New Books Out This Week!
Here’s a quick look at some of the great books out the week of October 9.
Happy pub day to all!
Marian Crotty, What Counts as Love
University of Iowa Press
From Publishers Weekly: “Crotty’s impressive debut collection is somehow both varied and cohesive. She never writes the same story twice. Her protagonists are women, mostly young and mostly single, but distinct from one another. This distinction is achieved largely through the specificity of detail Crotty brings to these characters and the worlds they inhabit… These 10 sublime stories are reminiscent of Bobbie Ann Mason and Ann Beattie, thoroughly surprising and memorable.”
Emily Fridlund, Catapult
From Publishers Weekly: “Fridlund (History of Wolves) centers her sharp and startling collection around characters who face acute but everyday struggles in relationships that feel stifling and realistic… Fridlund’s ability to conjure humor in the darkest moments is clear in her blending of sitcom set-ups with bleak undercurrents. Her breathtaking prose and sly expressions make for compulsive reading.”
Cristina Garcia, Here in Berlin

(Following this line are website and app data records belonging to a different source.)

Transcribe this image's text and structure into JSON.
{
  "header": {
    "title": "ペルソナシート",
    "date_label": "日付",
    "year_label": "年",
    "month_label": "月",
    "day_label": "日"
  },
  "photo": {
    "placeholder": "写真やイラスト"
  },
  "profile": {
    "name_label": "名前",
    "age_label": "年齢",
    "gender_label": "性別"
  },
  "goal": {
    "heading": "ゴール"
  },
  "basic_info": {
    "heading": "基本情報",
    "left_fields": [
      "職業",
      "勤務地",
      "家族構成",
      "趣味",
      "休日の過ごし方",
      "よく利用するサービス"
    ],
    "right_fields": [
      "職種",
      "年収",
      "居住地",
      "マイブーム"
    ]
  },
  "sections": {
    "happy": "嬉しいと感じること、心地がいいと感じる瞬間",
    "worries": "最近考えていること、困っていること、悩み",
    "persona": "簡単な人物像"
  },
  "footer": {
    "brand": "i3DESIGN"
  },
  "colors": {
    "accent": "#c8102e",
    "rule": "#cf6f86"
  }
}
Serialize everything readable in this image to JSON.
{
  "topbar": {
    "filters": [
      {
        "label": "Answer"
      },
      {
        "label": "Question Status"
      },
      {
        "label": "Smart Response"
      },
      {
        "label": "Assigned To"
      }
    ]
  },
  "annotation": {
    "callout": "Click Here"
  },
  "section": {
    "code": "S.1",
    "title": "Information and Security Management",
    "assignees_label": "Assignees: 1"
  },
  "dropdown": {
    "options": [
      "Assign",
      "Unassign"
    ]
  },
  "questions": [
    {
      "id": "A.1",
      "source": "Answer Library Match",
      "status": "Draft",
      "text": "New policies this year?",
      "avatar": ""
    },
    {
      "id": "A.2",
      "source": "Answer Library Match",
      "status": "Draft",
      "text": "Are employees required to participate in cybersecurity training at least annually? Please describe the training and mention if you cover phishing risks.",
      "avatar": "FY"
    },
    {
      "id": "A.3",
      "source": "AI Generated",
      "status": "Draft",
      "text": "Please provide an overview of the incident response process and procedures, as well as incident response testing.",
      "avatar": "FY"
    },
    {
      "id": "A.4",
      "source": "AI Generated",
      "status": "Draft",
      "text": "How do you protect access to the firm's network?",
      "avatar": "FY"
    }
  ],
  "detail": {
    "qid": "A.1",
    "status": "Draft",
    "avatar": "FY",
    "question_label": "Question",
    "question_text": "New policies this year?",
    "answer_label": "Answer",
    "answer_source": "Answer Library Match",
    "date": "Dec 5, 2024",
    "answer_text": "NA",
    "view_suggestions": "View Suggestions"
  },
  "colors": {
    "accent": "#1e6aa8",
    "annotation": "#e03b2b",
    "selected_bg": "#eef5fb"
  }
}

From Kirkus Reviews: “When a nameless traveler comes to contemporary Berlin, to learn about the city and about herself, she confronts first the challenge of language and then, once that is conquered, the challenge of understanding. As she meets more people, walks more streets, her diligent recording illustrates how an interloper can learn by listening, observing, asking. As one character astutely and elegantly notes, ‘When one no longer belongs to a tribe—or is a newcomer, a visitor, like you—everything reveals itself.’”… It is beautifully written in a fluent and evocative prose. It is the story of how people live with their pasts.”
Nicola Lagioia, Ferocity
From Publishers Weekly: “In Lagioia’s powerful novel, Clara Salvemini’s violent death is ruled a suicide, causing her estranged brother, Michele, to return to the family villa to investigate… Lagioia drifts between timelines as Clara’s family, lovers, and acquaintances slowly reveal how she drew them into the web of the Salveminis and how they witnessed her unraveling. This oblique kaleidoscopic approach allows the mystery to slowly and captivatingly resolve while offering a layered portrait of contemporary Italian life and the abuses of power that money can excuse.”
Joan Sales, Uncertain Glory
New York Review of Books
From Kirkus Reviews: “Catalan writer Sales tells a multilayered story of loves, faith, friendships, and ideals tested by the Spanish Civil War in this novel banned by Franco’s censors, then published in 1956 after the author’s return from exile. Former school friends Lt. Lluís Ruscalleda and Juli Soleràs are reunited in a republican brigade on the Aragon front, fighting “for hygiene and culture” against the fascist forces… Philosophical and earthy, tragic and funny, honest, raw, superb: Sales makes Hemingway seem thin, even anemic, in comparison. This book is a rich and highly recommended feast.”